“As Spotify has publicly admitted, and its recent lawsuits and settlements confirm, Spotify has repeatedly failed to obtain necessary statutory, or ‘mechanical,’ licenses to reproduce and/or distribute musical compositions on its service,” the suit reads. “Consequently, while Spotify has become a multibillion dollar company, songwriters and their publishers, such as Vixen, have not been able to fairly and rightfully share in Spotify’s success, as Spotify has in many cases used their music without a license and without compensation.”

The lawsuit contends that while Spotify obtained rights for the sound recordings of the songs it features, the streaming company “failed to properly obtain the equivalent rights for the compositions.”

The suit goes on to accuse Spotify of outsourcing licensing-obtaining responsibilities to a third party, the Harry Fox Agency, which was “ill-equipped to obtain all of the necessary mechanical licenses. Upon information and belief, Spotify knew that HFA did not possess the infrastructure to obtain the required mechanical licenses and Spotify knew it lacked these licenses.”

Spotify had no comment on the lawsuit for TheWrap.

“As a direct and proximate result of Spotify’s willful and infringing conduct, Wixen is entitled to actual damages, including the substantial profits of Spotify,” the suit reads.

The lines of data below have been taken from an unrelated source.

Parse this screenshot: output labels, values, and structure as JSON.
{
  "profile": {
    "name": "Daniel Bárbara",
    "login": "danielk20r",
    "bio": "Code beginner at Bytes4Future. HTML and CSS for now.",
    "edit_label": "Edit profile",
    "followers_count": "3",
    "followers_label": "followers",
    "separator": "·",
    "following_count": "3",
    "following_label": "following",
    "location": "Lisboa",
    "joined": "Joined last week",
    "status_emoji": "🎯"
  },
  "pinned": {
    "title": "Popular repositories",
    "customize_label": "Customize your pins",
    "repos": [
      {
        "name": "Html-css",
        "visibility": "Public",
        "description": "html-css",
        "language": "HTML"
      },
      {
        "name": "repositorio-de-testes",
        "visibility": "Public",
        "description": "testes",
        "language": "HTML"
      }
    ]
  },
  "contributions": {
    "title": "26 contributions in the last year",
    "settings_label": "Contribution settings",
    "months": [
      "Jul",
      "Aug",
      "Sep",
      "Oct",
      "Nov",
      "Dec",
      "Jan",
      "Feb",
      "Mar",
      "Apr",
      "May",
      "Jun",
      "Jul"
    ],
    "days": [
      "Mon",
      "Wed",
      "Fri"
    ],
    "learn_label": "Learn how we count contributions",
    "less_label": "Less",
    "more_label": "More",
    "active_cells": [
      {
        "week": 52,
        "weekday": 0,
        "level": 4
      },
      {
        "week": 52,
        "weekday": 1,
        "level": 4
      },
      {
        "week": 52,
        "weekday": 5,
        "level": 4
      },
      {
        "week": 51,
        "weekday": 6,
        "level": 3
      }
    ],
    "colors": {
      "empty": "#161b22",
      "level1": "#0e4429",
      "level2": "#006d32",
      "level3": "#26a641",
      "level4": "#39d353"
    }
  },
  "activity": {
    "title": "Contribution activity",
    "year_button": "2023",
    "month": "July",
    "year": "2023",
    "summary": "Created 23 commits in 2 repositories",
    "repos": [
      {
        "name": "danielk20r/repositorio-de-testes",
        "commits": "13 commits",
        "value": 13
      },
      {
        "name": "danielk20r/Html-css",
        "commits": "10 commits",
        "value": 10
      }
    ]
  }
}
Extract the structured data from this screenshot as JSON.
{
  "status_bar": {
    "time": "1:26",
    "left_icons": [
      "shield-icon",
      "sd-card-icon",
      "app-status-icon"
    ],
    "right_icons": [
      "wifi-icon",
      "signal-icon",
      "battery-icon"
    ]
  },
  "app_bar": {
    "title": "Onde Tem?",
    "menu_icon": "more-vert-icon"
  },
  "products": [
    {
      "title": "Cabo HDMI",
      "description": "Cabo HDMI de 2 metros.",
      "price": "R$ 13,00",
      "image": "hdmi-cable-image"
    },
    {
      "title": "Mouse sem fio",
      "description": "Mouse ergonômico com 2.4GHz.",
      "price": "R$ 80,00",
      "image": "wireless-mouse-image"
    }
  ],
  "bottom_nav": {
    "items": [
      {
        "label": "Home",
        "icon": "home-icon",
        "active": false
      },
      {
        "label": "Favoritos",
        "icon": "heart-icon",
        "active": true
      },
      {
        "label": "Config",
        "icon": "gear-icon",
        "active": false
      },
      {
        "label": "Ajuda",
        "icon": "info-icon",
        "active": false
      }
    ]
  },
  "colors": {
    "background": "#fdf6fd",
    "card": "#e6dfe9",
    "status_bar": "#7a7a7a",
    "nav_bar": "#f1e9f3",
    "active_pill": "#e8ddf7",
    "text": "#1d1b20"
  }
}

In the alternative, the complaint says, Wixen is entitled to receive “the maximum amount of statutory damages for willful copyright infringement, $150,000 per composition, for each of the approximately 10,784 musical compositions identified in Exhibit A hereto, for a total statutory award of at least $1.6 billion.”

Pamela Chelin contributed to this report.